It was all part of a training exercise at Lake Fenton High School and Middle School to further educate and prepare students in the event of an emergency.
Senior student, Kristen Cody, described the day as intense, "it's chaos, everyone is up and running."
But students and faculty say Friday's exercise was a good thing.
"There's police officers and staff directing us where to go so it made me feel a lot more comfortable if that were to actually happen I know what to do," said Cody.
Superintendent Wayne Wright helped plan Friday's "active shooter drill."
"We thought it was a positive effect for our staff," he said.
Police agencies from Genesee County came together to educate students and the first line of defense; teachers.
"It's not a requirement at this point but we want to make sure our staff feels comfortable if something were to happen. We would not anticipate anything like this happening but it's happening throughout the country so we're trying to make sure we are prepared," said Superintendent Wright.
Michigan law requires schools to perform ten emergency drills a year.

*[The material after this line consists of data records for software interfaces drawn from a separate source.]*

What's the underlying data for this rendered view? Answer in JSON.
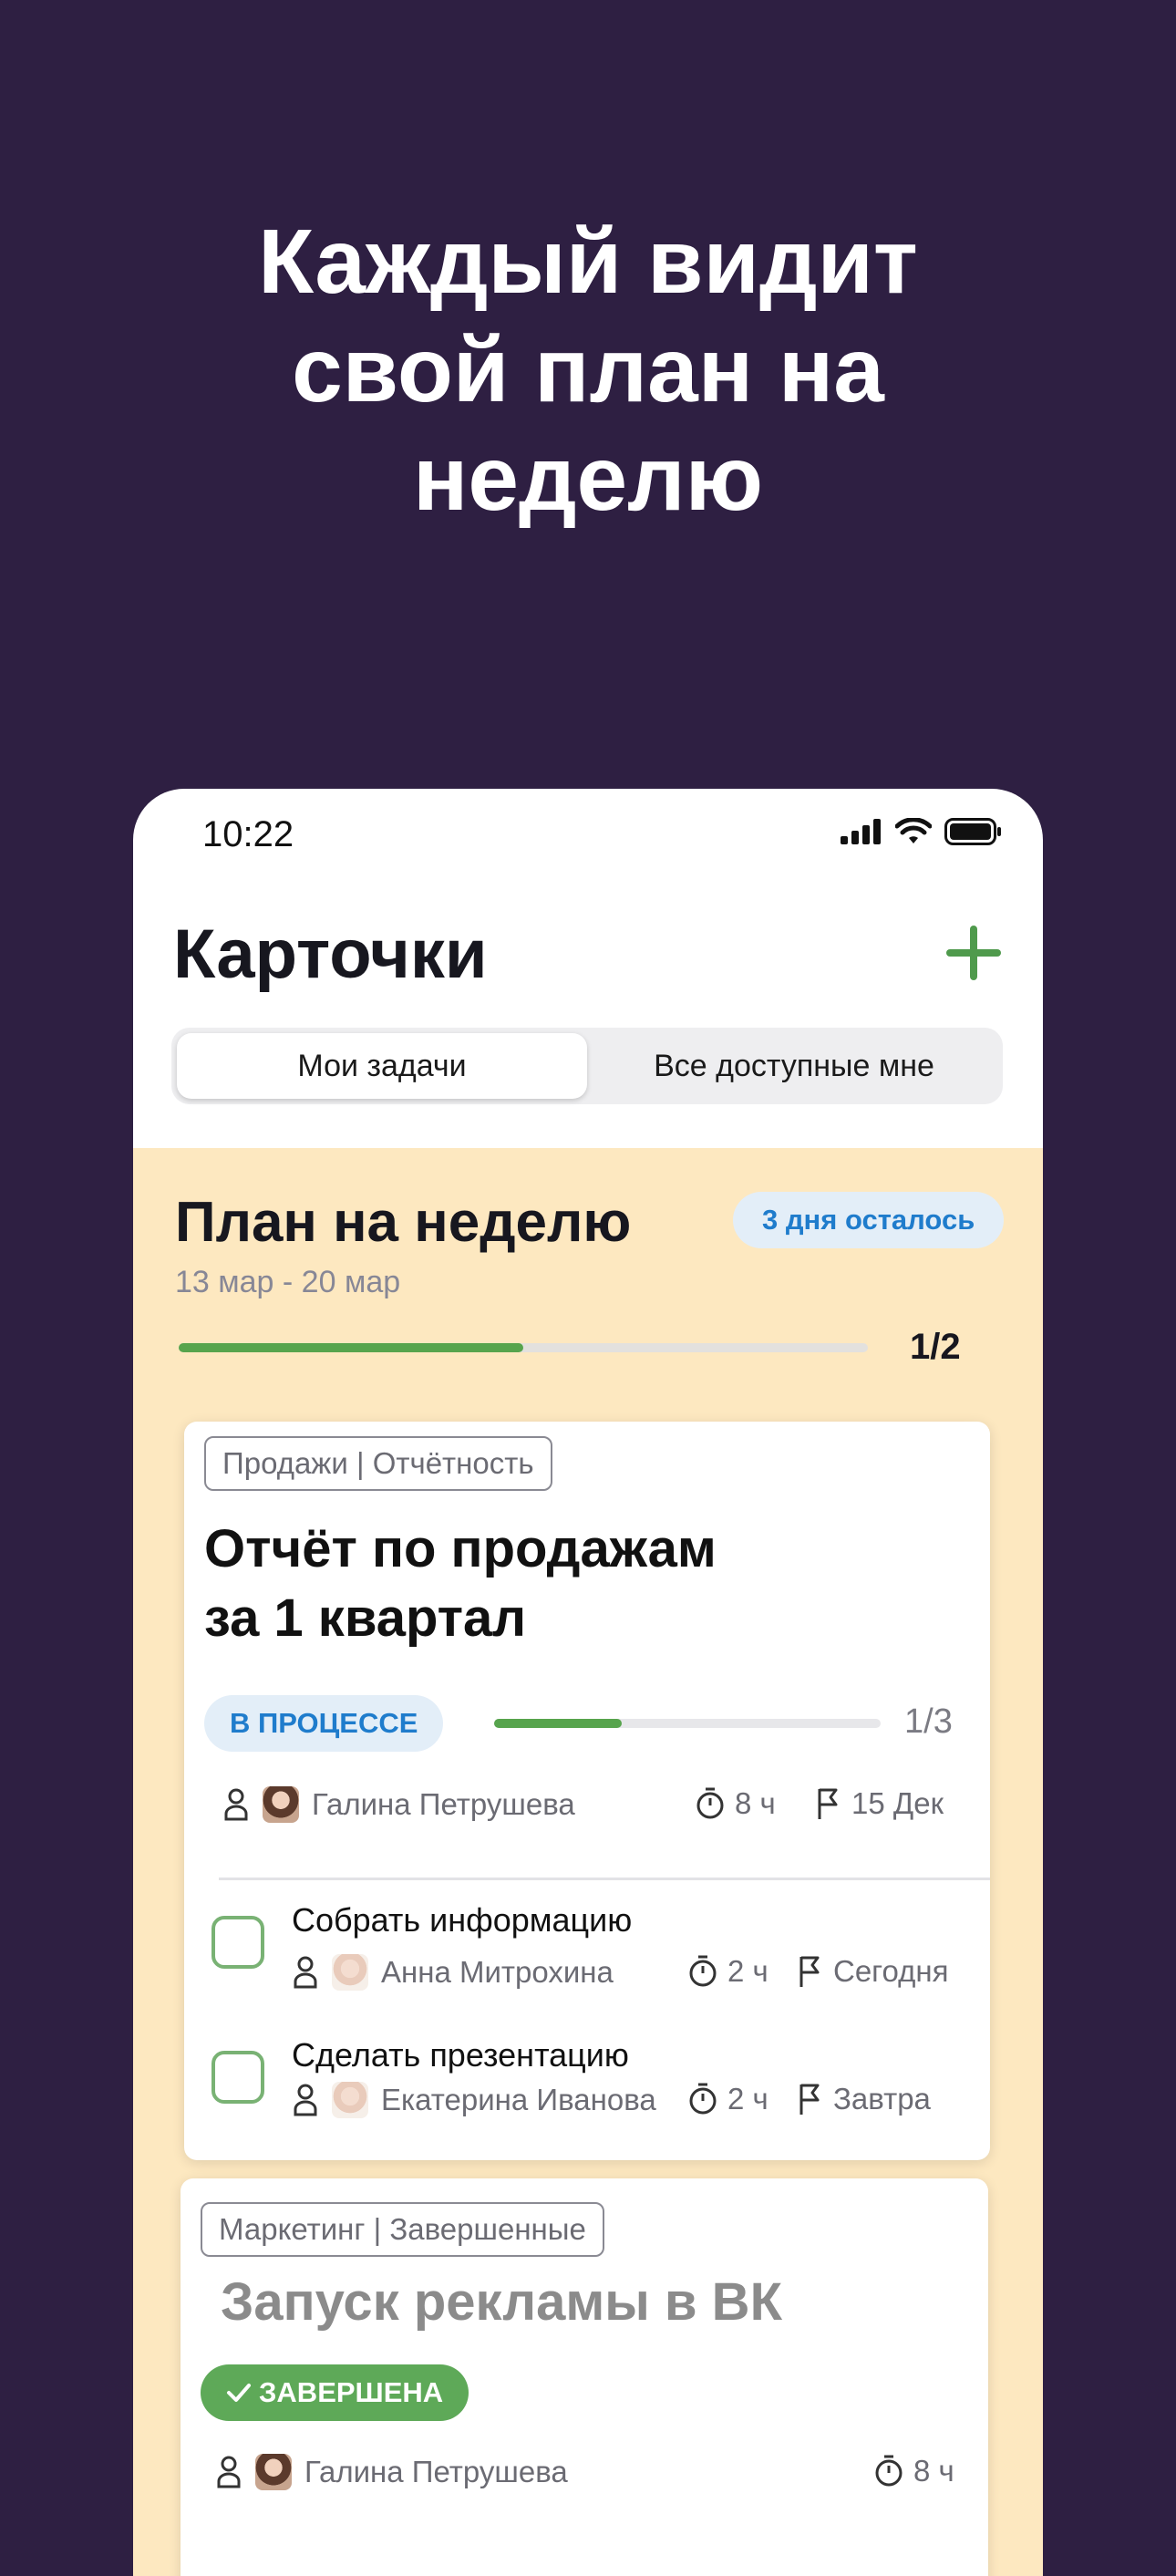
{
  "headline": [
    "Каждый видит",
    "свой план на",
    "неделю"
  ],
  "status_bar": {
    "time": "10:22"
  },
  "app": {
    "title": "Карточки"
  },
  "tabs": [
    {
      "label": "Мои задачи",
      "selected": true
    },
    {
      "label": "Все доступные мне",
      "selected": false
    }
  ],
  "week_plan": {
    "title": "План на неделю",
    "dates": "13 мар - 20 мар",
    "days_left": "3 дня осталось",
    "progress_fraction": 0.5,
    "count": "1/2"
  },
  "cards": [
    {
      "tag": "Продажи | Отчётность",
      "title_lines": [
        "Отчёт по продажам",
        "за 1 квартал"
      ],
      "status": "В ПРОЦЕССЕ",
      "progress_fraction": 0.33,
      "count": "1/3",
      "assignee": "Галина Петрушева",
      "duration": "8 ч",
      "deadline": "15 Дек",
      "subtasks": [
        {
          "title": "Собрать информацию",
          "assignee": "Анна Митрохина",
          "duration": "2 ч",
          "deadline": "Сегодня"
        },
        {
          "title": "Сделать презентацию",
          "assignee": "Екатерина Иванова",
          "duration": "2 ч",
          "deadline": "Завтра"
        }
      ]
    },
    {
      "tag": "Маркетинг | Завершенные",
      "title": "Запуск рекламы в ВК",
      "status": "ЗАВЕРШЕНА",
      "assignee": "Галина Петрушева",
      "duration": "8 ч"
    }
  ],
  "colors": {
    "background": "#2e1f42",
    "accent_green": "#57a44d",
    "accent_blue": "#1f7ccc",
    "panel": "#fde8c0"
  }
}
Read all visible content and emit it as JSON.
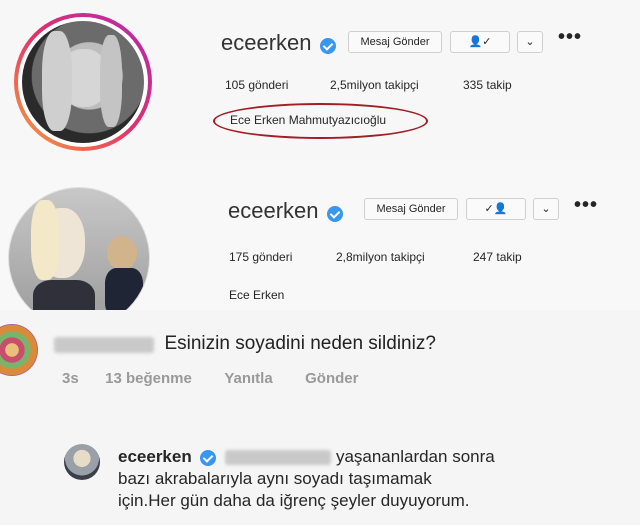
{
  "profile1": {
    "username": "eceerken",
    "message_button": "Mesaj Gönder",
    "posts": "105 gönderi",
    "followers": "2,5milyon takipçi",
    "following": "335 takip",
    "full_name": "Ece Erken Mahmutyazıcıoğlu",
    "more": "•••"
  },
  "profile2": {
    "username": "eceerken",
    "message_button": "Mesaj Gönder",
    "posts": "175 gönderi",
    "followers": "2,8milyon takipçi",
    "following": "247 takip",
    "full_name": "Ece Erken",
    "more": "•••"
  },
  "comment": {
    "text": "Esinizin soyadini neden sildiniz?",
    "time": "3s",
    "likes": "13 beğenme",
    "reply_action": "Yanıtla",
    "send_action": "Gönder"
  },
  "reply": {
    "username": "eceerken",
    "text_part1": "yaşananlardan sonra",
    "text_part2": "bazı akrabalarıyla aynı soyadı taşımamak",
    "text_part3": "için.Her gün daha da iğrenç şeyler duyuyorum."
  },
  "colors": {
    "verified": "#3897f0",
    "highlight_ellipse": "#a01e24"
  }
}
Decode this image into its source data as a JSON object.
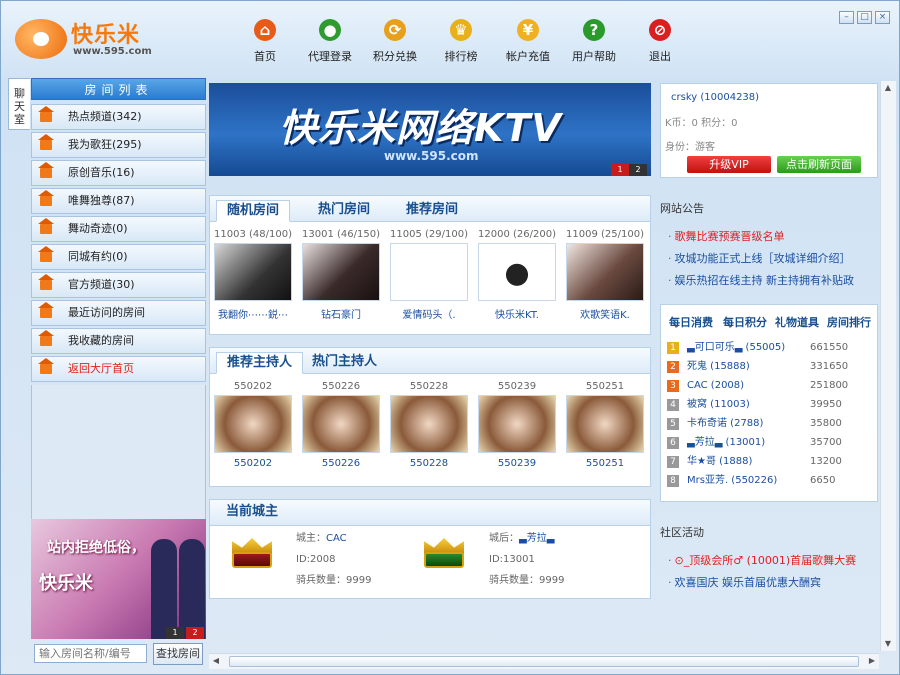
{
  "app": {
    "logo_text": "快乐米",
    "logo_url": "www.595.com"
  },
  "colors": {
    "accent": "#2a7bd0",
    "orange": "#f47a10",
    "red": "#e02020",
    "link": "#1a4fa0"
  },
  "nav": [
    {
      "label": "首页",
      "icon": "home-icon",
      "color": "#e85a1a"
    },
    {
      "label": "代理登录",
      "icon": "user-login-icon",
      "color": "#2f9a2f"
    },
    {
      "label": "积分兑换",
      "icon": "exchange-icon",
      "color": "#e8a01a"
    },
    {
      "label": "排行榜",
      "icon": "crown-icon",
      "color": "#e8b01a"
    },
    {
      "label": "帐户充值",
      "icon": "coin-icon",
      "color": "#f0b020"
    },
    {
      "label": "用户帮助",
      "icon": "help-icon",
      "color": "#2a9a2a"
    },
    {
      "label": "退出",
      "icon": "exit-icon",
      "color": "#d82020"
    }
  ],
  "sidebar": {
    "vertical_tab": "聊天室",
    "header": "房间列表",
    "items": [
      {
        "label": "热点频道(342)"
      },
      {
        "label": "我为歌狂(295)"
      },
      {
        "label": "原创音乐(16)"
      },
      {
        "label": "唯舞独尊(87)"
      },
      {
        "label": "舞动奇迹(0)"
      },
      {
        "label": "同城有约(0)"
      },
      {
        "label": "官方频道(30)"
      },
      {
        "label": "最近访问的房间"
      },
      {
        "label": "我收藏的房间"
      },
      {
        "label": "返回大厅首页"
      }
    ],
    "ad": {
      "line1": "站内拒绝低俗，",
      "line2": "快乐米",
      "pages": [
        "1",
        "2"
      ]
    },
    "search": {
      "placeholder": "输入房间名称/编号",
      "button": "查找房间"
    }
  },
  "banner": {
    "title": "快乐米网络KTV",
    "url": "www.595.com",
    "pages": [
      "1",
      "2"
    ]
  },
  "rooms": {
    "tabs": [
      "随机房间",
      "热门房间",
      "推荐房间"
    ],
    "items": [
      {
        "caption": "11003 (48/100)",
        "name": "我翻你⋯⋯鋭⋯"
      },
      {
        "caption": "13001 (46/150)",
        "name": "钻石豪门"
      },
      {
        "caption": "11005 (29/100)",
        "name": "爱情码头（."
      },
      {
        "caption": "12000 (26/200)",
        "name": "快乐米KT."
      },
      {
        "caption": "11009 (25/100)",
        "name": "欢歌笑语K."
      }
    ]
  },
  "hosts": {
    "tabs": [
      "推荐主持人",
      "热门主持人"
    ],
    "items": [
      {
        "caption": "550202",
        "name": "550202"
      },
      {
        "caption": "550226",
        "name": "550226"
      },
      {
        "caption": "550228",
        "name": "550228"
      },
      {
        "caption": "550239",
        "name": "550239"
      },
      {
        "caption": "550251",
        "name": "550251"
      }
    ]
  },
  "lords": {
    "title": "当前城主",
    "lord": {
      "name_label": "城主：",
      "name": "CAC",
      "id_label": "ID:",
      "id": "2008",
      "troops_label": "骑兵数量：",
      "troops": "9999"
    },
    "lady": {
      "name_label": "城后：",
      "name": "▃芳拉▃",
      "id_label": "ID:",
      "id": "13001",
      "troops_label": "骑兵数量：",
      "troops": "9999"
    }
  },
  "user": {
    "name": "crsky (10004238)",
    "points": "K币：0 积分：0",
    "identity": "身份：游客",
    "upgrade_button": "升级VIP",
    "refresh_button": "点击刷新页面"
  },
  "announce": {
    "title": "网站公告",
    "items": [
      {
        "text": "歌舞比赛预赛晋级名单",
        "color": "#e02020"
      },
      {
        "text": "攻城功能正式上线［攻城详细介绍］",
        "color": "#1a4fa0"
      },
      {
        "text": "娱乐热招在线主持 新主持拥有补贴政",
        "color": "#1a4fa0"
      }
    ]
  },
  "rank": {
    "tabs": [
      "每日消费",
      "每日积分",
      "礼物道具",
      "房间排行"
    ],
    "rows": [
      {
        "num": "1",
        "name": "▃可口可乐▃ (55005)",
        "value": "661550"
      },
      {
        "num": "2",
        "name": "死鬼 (15888)",
        "value": "331650"
      },
      {
        "num": "3",
        "name": "CAC (2008)",
        "value": "251800"
      },
      {
        "num": "4",
        "name": "被窝 (11003)",
        "value": "39950"
      },
      {
        "num": "5",
        "name": "卡布奇诺 (2788)",
        "value": "35800"
      },
      {
        "num": "6",
        "name": "▃芳拉▃ (13001)",
        "value": "35700"
      },
      {
        "num": "7",
        "name": "华★哥 (1888)",
        "value": "13200"
      },
      {
        "num": "8",
        "name": "Mrs亚芳. (550226)",
        "value": "6650"
      }
    ]
  },
  "community": {
    "title": "社区活动",
    "items": [
      {
        "text": "⊙_顶级会所♂ (10001)首届歌舞大赛",
        "color": "#e02020"
      },
      {
        "text": "欢喜国庆 娱乐首届优惠大酬宾",
        "color": "#1a4fa0"
      }
    ]
  },
  "window_controls": [
    "minimize",
    "maximize",
    "close"
  ]
}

A bill supported by Representative Joseph Graves (R) Argentine Township, would require schools to post on their website when they are holding fire, tornado and other safety drills.
"Streamline process and makes it transparent and makes sure kids are properly trained in the right emergency situations," said Graves.
"This is an add-on to a lock-down drill in my eyes," said Superintendent Wright.
House Bill 4713 passed through the State House and heads to the Senate.
Representative Graves anticipates, if passed, the bill would be signed into law by the new year.